## EXERCISE DIRECTIONS
Reproduce the records below in full and word for word, excluding pictures.

## DATASET RECORDS

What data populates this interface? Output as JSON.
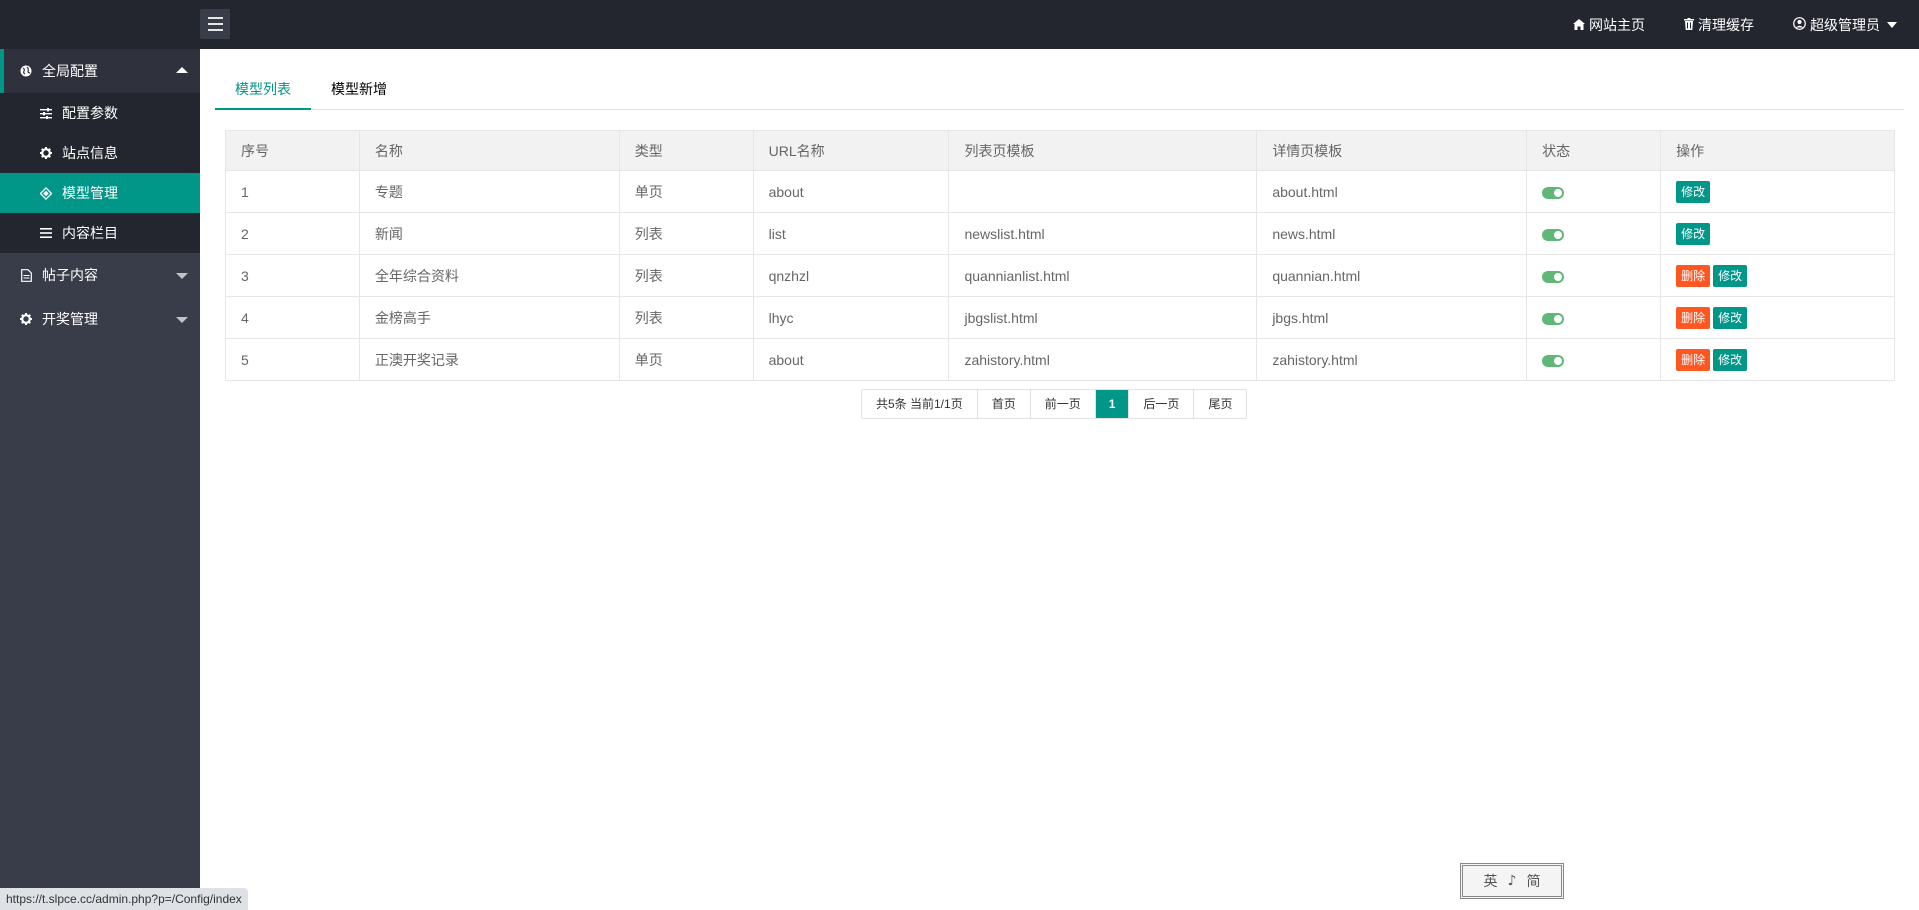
{
  "header": {
    "nav": [
      {
        "icon": "home-icon",
        "label": "网站主页"
      },
      {
        "icon": "trash-icon",
        "label": "清理缓存"
      },
      {
        "icon": "user-circle-icon",
        "label": "超级管理员"
      }
    ]
  },
  "sidebar": {
    "groups": [
      {
        "label": "全局配置",
        "icon": "globe-icon",
        "expanded": true,
        "items": [
          {
            "label": "配置参数",
            "icon": "sliders-icon"
          },
          {
            "label": "站点信息",
            "icon": "gear-icon"
          },
          {
            "label": "模型管理",
            "icon": "cube-icon",
            "active": true
          },
          {
            "label": "内容栏目",
            "icon": "list-icon"
          }
        ]
      },
      {
        "label": "帖子内容",
        "icon": "document-icon",
        "expanded": false
      },
      {
        "label": "开奖管理",
        "icon": "gear-icon",
        "expanded": false
      }
    ]
  },
  "tabs": [
    {
      "label": "模型列表",
      "active": true
    },
    {
      "label": "模型新增",
      "active": false
    }
  ],
  "table": {
    "columns": [
      "序号",
      "名称",
      "类型",
      "URL名称",
      "列表页模板",
      "详情页模板",
      "状态",
      "操作"
    ],
    "rows": [
      {
        "id": "1",
        "name": "专题",
        "type": "单页",
        "url": "about",
        "list_tpl": "",
        "detail_tpl": "about.html",
        "status": true,
        "can_delete": false
      },
      {
        "id": "2",
        "name": "新闻",
        "type": "列表",
        "url": "list",
        "list_tpl": "newslist.html",
        "detail_tpl": "news.html",
        "status": true,
        "can_delete": false
      },
      {
        "id": "3",
        "name": "全年综合资料",
        "type": "列表",
        "url": "qnzhzl",
        "list_tpl": "quannianlist.html",
        "detail_tpl": "quannian.html",
        "status": true,
        "can_delete": true
      },
      {
        "id": "4",
        "name": "金榜高手",
        "type": "列表",
        "url": "lhyc",
        "list_tpl": "jbgslist.html",
        "detail_tpl": "jbgs.html",
        "status": true,
        "can_delete": true
      },
      {
        "id": "5",
        "name": "正澳开奖记录",
        "type": "单页",
        "url": "about",
        "list_tpl": "zahistory.html",
        "detail_tpl": "zahistory.html",
        "status": true,
        "can_delete": true
      }
    ],
    "actions": {
      "delete_label": "删除",
      "edit_label": "修改"
    }
  },
  "pager": {
    "info": "共5条 当前1/1页",
    "first": "首页",
    "prev": "前一页",
    "current": "1",
    "next": "后一页",
    "last": "尾页"
  },
  "statusbar": {
    "url": "https://t.slpce.cc/admin.php?p=/Config/index"
  },
  "stamp": {
    "chars": [
      "英",
      "♪",
      "简"
    ]
  },
  "colors": {
    "accent": "#009688",
    "danger": "#ff5722",
    "header_bg": "#23262e",
    "sidebar_bg": "#393d49",
    "switch_on": "#5fb878"
  }
}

## OUTPUT OF THE TASK
What data populates this interface? Output as JSON.
{
  "header": {
    "nav": [
      {
        "icon": "home-icon",
        "label": "网站主页"
      },
      {
        "icon": "trash-icon",
        "label": "清理缓存"
      },
      {
        "icon": "user-circle-icon",
        "label": "超级管理员"
      }
    ]
  },
  "sidebar": {
    "groups": [
      {
        "label": "全局配置",
        "icon": "globe-icon",
        "expanded": true,
        "items": [
          {
            "label": "配置参数",
            "icon": "sliders-icon"
          },
          {
            "label": "站点信息",
            "icon": "gear-icon"
          },
          {
            "label": "模型管理",
            "icon": "cube-icon",
            "active": true
          },
          {
            "label": "内容栏目",
            "icon": "list-icon"
          }
        ]
      },
      {
        "label": "帖子内容",
        "icon": "document-icon",
        "expanded": false
      },
      {
        "label": "开奖管理",
        "icon": "gear-icon",
        "expanded": false
      }
    ]
  },
  "tabs": [
    {
      "label": "模型列表",
      "active": true
    },
    {
      "label": "模型新增",
      "active": false
    }
  ],
  "table": {
    "columns": [
      "序号",
      "名称",
      "类型",
      "URL名称",
      "列表页模板",
      "详情页模板",
      "状态",
      "操作"
    ],
    "rows": [
      {
        "id": "1",
        "name": "专题",
        "type": "单页",
        "url": "about",
        "list_tpl": "",
        "detail_tpl": "about.html",
        "status": true,
        "can_delete": false
      },
      {
        "id": "2",
        "name": "新闻",
        "type": "列表",
        "url": "list",
        "list_tpl": "newslist.html",
        "detail_tpl": "news.html",
        "status": true,
        "can_delete": false
      },
      {
        "id": "3",
        "name": "全年综合资料",
        "type": "列表",
        "url": "qnzhzl",
        "list_tpl": "quannianlist.html",
        "detail_tpl": "quannian.html",
        "status": true,
        "can_delete": true
      },
      {
        "id": "4",
        "name": "金榜高手",
        "type": "列表",
        "url": "lhyc",
        "list_tpl": "jbgslist.html",
        "detail_tpl": "jbgs.html",
        "status": true,
        "can_delete": true
      },
      {
        "id": "5",
        "name": "正澳开奖记录",
        "type": "单页",
        "url": "about",
        "list_tpl": "zahistory.html",
        "detail_tpl": "zahistory.html",
        "status": true,
        "can_delete": true
      }
    ],
    "actions": {
      "delete_label": "删除",
      "edit_label": "修改"
    }
  },
  "pager": {
    "info": "共5条 当前1/1页",
    "first": "首页",
    "prev": "前一页",
    "current": "1",
    "next": "后一页",
    "last": "尾页"
  },
  "statusbar": {
    "url": "https://t.slpce.cc/admin.php?p=/Config/index"
  },
  "stamp": {
    "chars": [
      "英",
      "♪",
      "简"
    ]
  },
  "colors": {
    "accent": "#009688",
    "danger": "#ff5722",
    "header_bg": "#23262e",
    "sidebar_bg": "#393d49",
    "switch_on": "#5fb878"
  }
}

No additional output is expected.